Once again, it’s time for the 2017 Oscar Nominated Short Films: Animated program running at Landmark Cinemas. This year is a bit more out-of-the-ordinary than previous years, with several eccentric and adult-themed shorts making the final cut. With one exception, they’ll also pretty short, so viewers who attend will be treated to additional animated films that include The Head Vanishes, Asteria and Happy End.
The first Oscar nominee is Borrowed Time. This is a western about an old Sheriff walking out to a cliff and remembering a tragic event from his past. It’s certainly pretty to look at, yet the story takes a sharp turn towards the gritty when the central character must come to terms with his feelings of guilt and regret. Truthfully, it’s very well animated and interesting to watch, although it’s all a bit too condensed to really make a big emotional impact.
Pearl is a sweet and nostalgic effort that charts the relationship between a vagabond musician and his daughter, all scored to the sound of their music recordings. The visuals follow the parallel personalities on the road (together and alone) with all of the ups and downs they experience while trying to make their mark on the world. It’s very sentimental, but I must admit that it uses a very unique and succinct method to tell its simple tale… that being music… and it works quite well. In the end, this short resonates more on an emotional level than the others.
This year’s Pixar short is Piper and it may be the most familiar to viewers, as it played before screenings of the summer hit, Finding Dory. It follows a fearful young sandpiper as its mother teaches it to find food along the shoreline. Frankly, this one didn’t do much for me. It came across as cloying and far too cutesy in its storytelling. The animation is impressive (particularly the look of the foamy shores), but the sweetness is rammed so hard down the throat that one can almost feel the tooth rot. Compared with the more serious, heartfelt, emotional and experimental work surrounding it, this one feels a bit slight and less significant.
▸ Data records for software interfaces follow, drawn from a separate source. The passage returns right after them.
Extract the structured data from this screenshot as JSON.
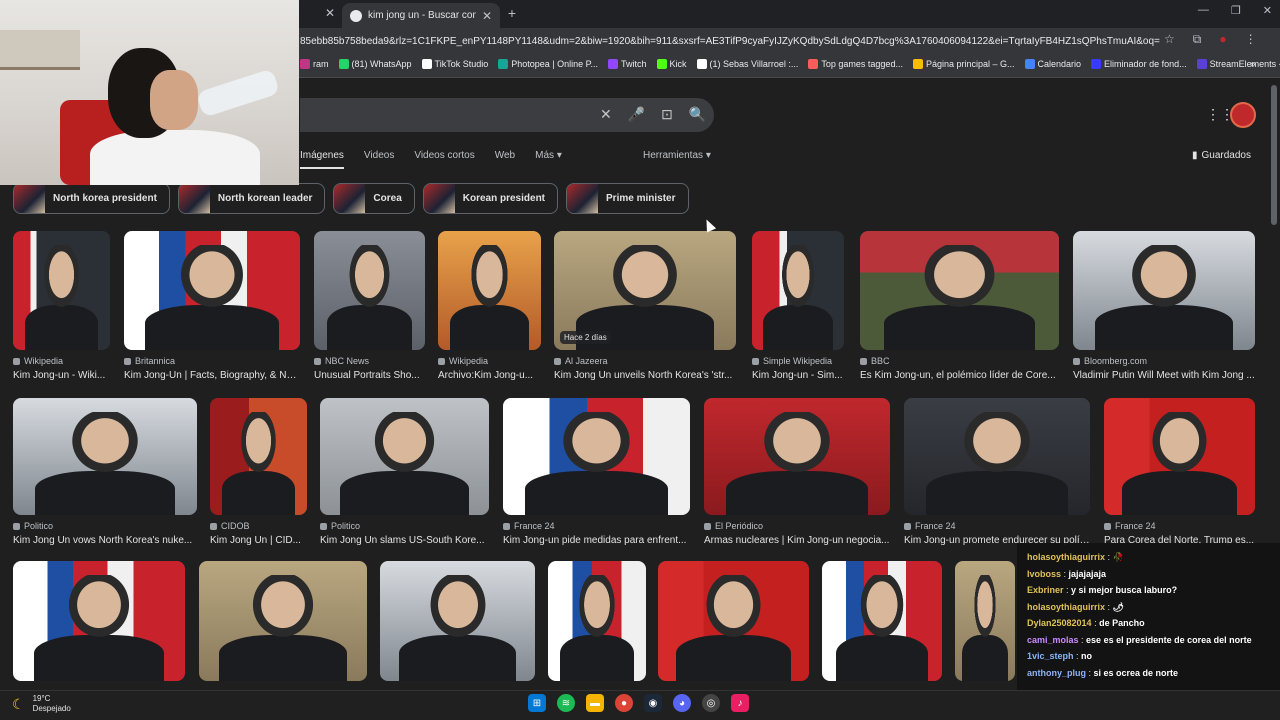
{
  "browser": {
    "active_tab_title": "kim jong un - Buscar con Goog",
    "url": "85ebb85b758beda9&rlz=1C1FKPE_enPY1148PY1148&udm=2&biw=1920&bih=911&sxsrf=AE3TifP9cyaFyIJZyKQdbySdLdgQ4D7bcg%3A1760406094122&ei=TqrtaIyFB4HZ1sQPhsTmuAI&oq=KIM+JON&gs_l...",
    "bookmarks": [
      {
        "label": "ram",
        "color": "#c13584"
      },
      {
        "label": "(81) WhatsApp",
        "color": "#25d366"
      },
      {
        "label": "TikTok Studio",
        "color": "#ffffff"
      },
      {
        "label": "Photopea | Online P...",
        "color": "#18a497"
      },
      {
        "label": "Twitch",
        "color": "#9146ff"
      },
      {
        "label": "Kick",
        "color": "#53fc18"
      },
      {
        "label": "(1) Sebas Villarroel :...",
        "color": "#ffffff"
      },
      {
        "label": "Top games tagged...",
        "color": "#fa5c5c"
      },
      {
        "label": "Página principal – G...",
        "color": "#fbbc04"
      },
      {
        "label": "Calendario",
        "color": "#4285f4"
      },
      {
        "label": "Eliminador de fond...",
        "color": "#3a3aff"
      },
      {
        "label": "StreamElements - O...",
        "color": "#5a3fd9"
      }
    ]
  },
  "google": {
    "tabs": [
      "Imágenes",
      "Videos",
      "Videos cortos",
      "Web",
      "Más"
    ],
    "tools_label": "Herramientas",
    "saved_label": "Guardados",
    "chips": [
      "North korea president",
      "North korean leader",
      "Corea",
      "Korean president",
      "Prime minister"
    ],
    "results_row1": [
      {
        "source": "Wikipedia",
        "title": "Kim Jong-un - Wiki..."
      },
      {
        "source": "Britannica",
        "title": "Kim Jong-Un | Facts, Biography, & Nu..."
      },
      {
        "source": "NBC News",
        "title": "Unusual Portraits Sho..."
      },
      {
        "source": "Wikipedia",
        "title": "Archivo:Kim Jong-u..."
      },
      {
        "source": "Al Jazeera",
        "title": "Kim Jong Un unveils North Korea's 'str...",
        "badge": "Hace 2 días"
      },
      {
        "source": "Simple Wikipedia",
        "title": "Kim Jong-un - Sim..."
      },
      {
        "source": "BBC",
        "title": "Es Kim Jong-un, el polémico líder de Core..."
      },
      {
        "source": "Bloomberg.com",
        "title": "Vladimir Putin Will Meet with Kim Jong ..."
      }
    ],
    "results_row2": [
      {
        "source": "Politico",
        "title": "Kim Jong Un vows North Korea's nuke..."
      },
      {
        "source": "CIDOB",
        "title": "Kim Jong Un | CID..."
      },
      {
        "source": "Politico",
        "title": "Kim Jong Un slams US-South Kore..."
      },
      {
        "source": "France 24",
        "title": "Kim Jong-un pide medidas para enfrent..."
      },
      {
        "source": "El Periódico",
        "title": "Armas nucleares | Kim Jong-un negocia..."
      },
      {
        "source": "France 24",
        "title": "Kim Jong-un promete endurecer su polít..."
      },
      {
        "source": "France 24",
        "title": "Para Corea del Norte, Trump es..."
      }
    ]
  },
  "chat": [
    {
      "user": "holasoythiaguirrix",
      "color": "#e0c25a",
      "text": "🥀"
    },
    {
      "user": "Ivoboss",
      "color": "#e0c25a",
      "text": "jajajajaja"
    },
    {
      "user": "Exbriner",
      "color": "#e0c25a",
      "text": "y si mejor busca laburo?"
    },
    {
      "user": "holasoythiaguirrix",
      "color": "#e0c25a",
      "text": "🌶"
    },
    {
      "user": "Dylan25082014",
      "color": "#e0c25a",
      "text": "de Pancho"
    },
    {
      "user": "cami_molas",
      "color": "#c98bff",
      "text": "ese es el presidente de corea del norte"
    },
    {
      "user": "1vic_steph",
      "color": "#8ab4f8",
      "text": "no"
    },
    {
      "user": "anthony_plug",
      "color": "#8ab4f8",
      "text": "si es ocrea de norte"
    }
  ],
  "taskbar": {
    "temperature": "19°C",
    "weather": "Despejado"
  },
  "colors": {
    "page_bg": "#1f1f1f",
    "flag_red": "#c8232c",
    "flag_blue": "#1f4fa3"
  }
}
Blind Vaysha employs a beautiful, linocut-style animation technique to tell a tale of a young girl with a very unusual visual affliction. She can only see the past through one eye and the upcoming future through the other. It makes life incredibly difficult and leads her to a big decision. This one is far more abstract in its approach and is designed to spark conversation by asking a philosophical query at its close on whether it is better to live in the past, or the future. It won’t speak to everyone, but frankly I quite enjoyed its imagery, uniqueness and through-provoking nature.
Pear Cider and Cigarettes is an R-rated short that will screen last in order to give any families the opportunity to head out early. It’s based on the personal recollections of the animator, narrating his relationship with a troubled, hard-drinking and hard-partying friend. Much of the story involves a strange surreal trip across the globe to help his self-destructive friend obtain a sketchy liver transplant operation. It takes a bit of time to get used to its storytelling approach, but this stranger-than-fiction story grows on the viewer as it progresses.
While none of these spoke to me in quite the same way as some of my favorites from previous years, there’s still plenty to enjoy in this grouping. In some respects, it’s more varied in subject matter and approach. Pearl strikes an emotional chord, while Blind Vaysha is the big thinker and perhaps most unique of the group. The final, more personal tale is also a very compelling exercise in its own right. It’ll be interesting to see which one appeals most to voters on Oscar night – they’re all so different that it’s a tough call. Overall, those who enjoy animation will certainly have a great deal to feast on with their eyes during this showcase.